When a line below contains the string "JSON", show that line.

Element data from apps and pages
+--

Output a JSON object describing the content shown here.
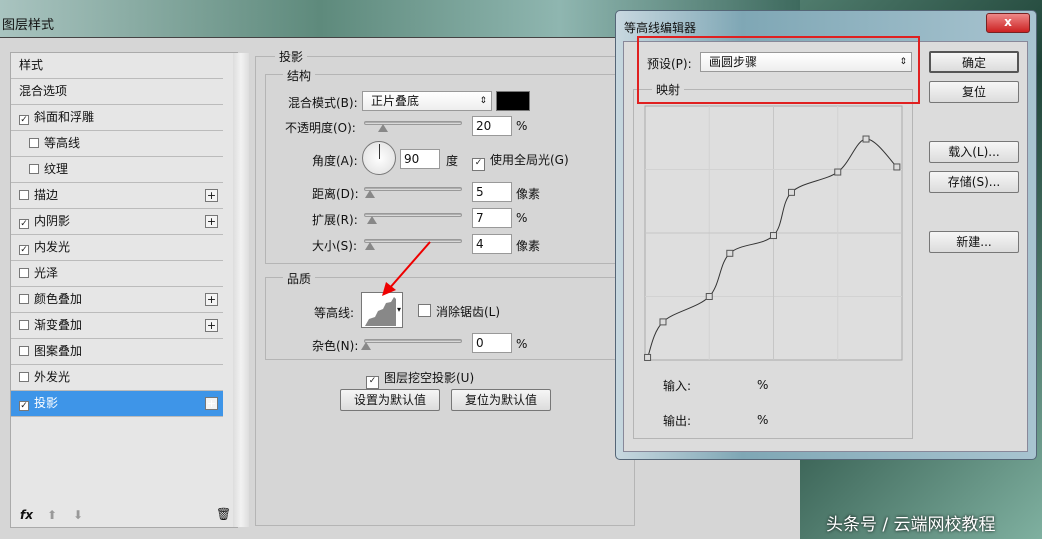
{
  "layer_style": {
    "title": "图层样式",
    "styles": [
      {
        "label": "样式",
        "checkbox": null,
        "plus": false
      },
      {
        "label": "混合选项",
        "checkbox": null,
        "plus": false
      },
      {
        "label": "斜面和浮雕",
        "checkbox": true,
        "plus": false
      },
      {
        "label": "等高线",
        "checkbox": false,
        "plus": false,
        "indent": true
      },
      {
        "label": "纹理",
        "checkbox": false,
        "plus": false,
        "indent": true
      },
      {
        "label": "描边",
        "checkbox": false,
        "plus": true
      },
      {
        "label": "内阴影",
        "checkbox": true,
        "plus": true
      },
      {
        "label": "内发光",
        "checkbox": true,
        "plus": false
      },
      {
        "label": "光泽",
        "checkbox": false,
        "plus": false
      },
      {
        "label": "颜色叠加",
        "checkbox": false,
        "plus": true
      },
      {
        "label": "渐变叠加",
        "checkbox": false,
        "plus": true
      },
      {
        "label": "图案叠加",
        "checkbox": false,
        "plus": false
      },
      {
        "label": "外发光",
        "checkbox": false,
        "plus": false
      },
      {
        "label": "投影",
        "checkbox": true,
        "plus": true,
        "selected": true
      }
    ],
    "footer": {
      "fx": "fx"
    },
    "section": "投影",
    "structure": "结构",
    "blend_mode_label": "混合模式(B):",
    "blend_mode": "正片叠底",
    "shadow_color": "#000000",
    "opacity_label": "不透明度(O):",
    "opacity": "20",
    "opacity_unit": "%",
    "angle_label": "角度(A):",
    "angle": "90",
    "angle_unit": "度",
    "global_light_label": "使用全局光(G)",
    "distance_label": "距离(D):",
    "distance": "5",
    "distance_unit": "像素",
    "spread_label": "扩展(R):",
    "spread": "7",
    "spread_unit": "%",
    "size_label": "大小(S):",
    "size": "4",
    "size_unit": "像素",
    "quality": "品质",
    "contour_label": "等高线:",
    "antialias_label": "消除锯齿(L)",
    "noise_label": "杂色(N):",
    "noise": "0",
    "noise_unit": "%",
    "knockout_label": "图层挖空投影(U)",
    "set_default": "设置为默认值",
    "reset_default": "复位为默认值"
  },
  "contour_editor": {
    "title": "等高线编辑器",
    "close": "x",
    "preset_label": "预设(P):",
    "preset": "画圆步骤",
    "mapping": "映射",
    "ok": "确定",
    "reset": "复位",
    "load": "载入(L)...",
    "save": "存储(S)...",
    "new": "新建...",
    "input_label": "输入:",
    "input_unit": "%",
    "output_label": "输出:",
    "output_unit": "%"
  },
  "chart_data": {
    "type": "line",
    "title": "映射",
    "xlim": [
      0,
      100
    ],
    "ylim": [
      0,
      100
    ],
    "x": [
      1,
      7,
      25,
      33,
      50,
      57,
      75,
      86,
      98
    ],
    "y": [
      1,
      15,
      25,
      42,
      49,
      66,
      74,
      87,
      76
    ]
  },
  "watermark": "头条号 / 云端网校教程"
}
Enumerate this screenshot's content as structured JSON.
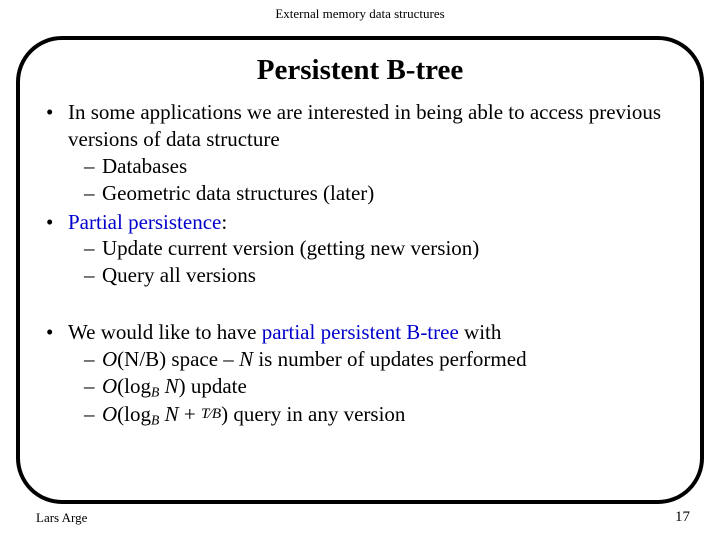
{
  "header": "External memory data structures",
  "title": "Persistent B-tree",
  "bullets": {
    "b1": "In some applications we are interested in being able to access previous versions of data structure",
    "b1s1": "Databases",
    "b1s2": "Geometric data structures (later)",
    "b2": "Partial persistence",
    "b2colon": ":",
    "b2s1": "Update current version (getting new version)",
    "b2s2": "Query all versions",
    "b3a": "We would like to have ",
    "b3b": "partial persistent B-tree",
    "b3c": " with",
    "b3s1a": "O",
    "b3s1b": "(N/B)",
    "b3s1c": " space – ",
    "b3s1d": "N",
    "b3s1e": " is number of updates performed",
    "b3s2_update": " update",
    "b3s3_query": " query in any version",
    "logB_O": "O",
    "logB_open": "(log",
    "logB_B": "B",
    "logB_N": " N",
    "logB_close": ")",
    "plus": " + ",
    "T": "T",
    "slashB": "B"
  },
  "footer": {
    "author": "Lars Arge",
    "page": "17"
  }
}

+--

■ EXERCISE SOLUTION ■
Output a JSON object describing the content shown here.
Enumerate this screenshot's content as structured JSON.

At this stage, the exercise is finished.